Aliya Mustafina — 4 (1 gold, 1 silver, 2 bronze)
Though she curried less media attention than her American rivals, Mustafina was rock-solid throughout this competition.
She took bronze in the all-around, bronze on floor exercise and earned Russia's lone gold of the meet on uneven bars.
Counted out at various times in her career because of injuries and growth spurts, the fiercely competitive Russian starlet reminded the world why she was its all-around champ in 2010.
Even in a sport as variable as women's gymnastics, one gets the sense that Mustafina could stick around for a while.
Mo Farah, Great Britain
Will Claye, United States
Lalonde Gordon, Trinidad and Tobago
Justin Gatlin, United States
Usain Bolt, Jamaica — 3 (All gold)
Yohan Blake, Jamaica — 3 (1 gold, 2 silver)
What do we make of Usain Bolt at these London Olympics?
He promised a show, something we would never forget.
In some sense, he delivered, becoming the first athlete to double in the 100- and 200-meter dashes at consecutive Olympiads. And his anchor-leg effort in a record-setting 4x100 relay was quite a flourish.
But most of the awe was cumulative, brought on by the broad scope of his remarkable career and perhaps accented somewhat by his ability to overturn his perceived vulnerabilities.
None of the individual races, however, were particularly memorable by Bolt standards.
He didn't set any world records in his individual events or even come all that close. He was money in the big moments, but he didn't drop our jaws the way he did in Beijing.
We'll revisit these Games as confirmation of Bolt's all-time greatness, but not as an expression of his fullest self.
At his best, Bolt made us question what was humanly possible.
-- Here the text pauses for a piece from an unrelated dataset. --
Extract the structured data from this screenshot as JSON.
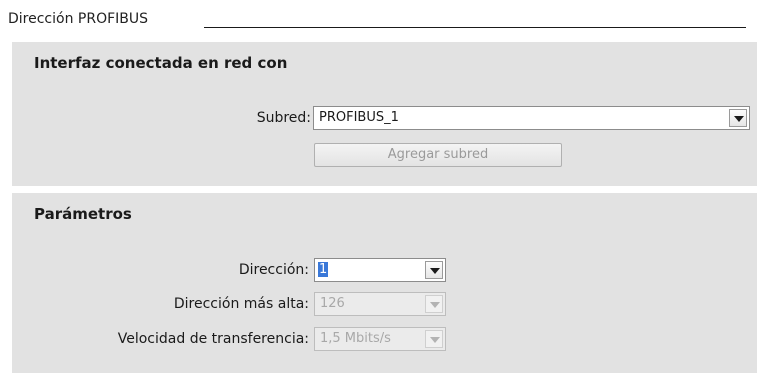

He didn't quite do that at these Games.
High standards, I know, but Bolt was the one who promised us a show.
Sanya Richards-Ross, United States
Tirunesh Dibaba, Ethiopia
Natalya Antyukh, Russia
Vivian Cheruiyot, Kenya
Dee Dee Trotter, United States
Allyson Felix, United States — 3 (All gold)
Shelly-Ann Fraser-Pryce, Jamaica — 3 (1 gold, 2 silver)
Carmelita Jeter, United States — 3 (1 gold, 1 silver, 1 bronze)
I present to you the single most underrated athletic feat of these London Games.
Allyson Felix won three sprinting gold medals at three distances—100 meters (relay), 200 meters and 400 meters (relay).
Since the establishment of the modern Olympic track program (i.e. the abolition of 60-meter sprints, 80-meter hurdles and the like), no sprinter has ever done that.
Felix's signature win came in the 200, her long-awaited first individual gold medal.
But her second-leg run in the 4x400-meter relay was easily her most impressive performance, and a powerful indicator of her once-in-a-generation talent.
Felix didn't even contest the 400 in London, but her relay split was almost two full seconds faster than Sanya Richards-Ross' winning time in the event final.
I understand that relay splits aren't equivalent to flat-start times, but still...two seconds?!?!?
Felix may never have the headline-baiting savvy of a media starlet, but she's always had Page 1 talent.
In London, she finally got to prove it.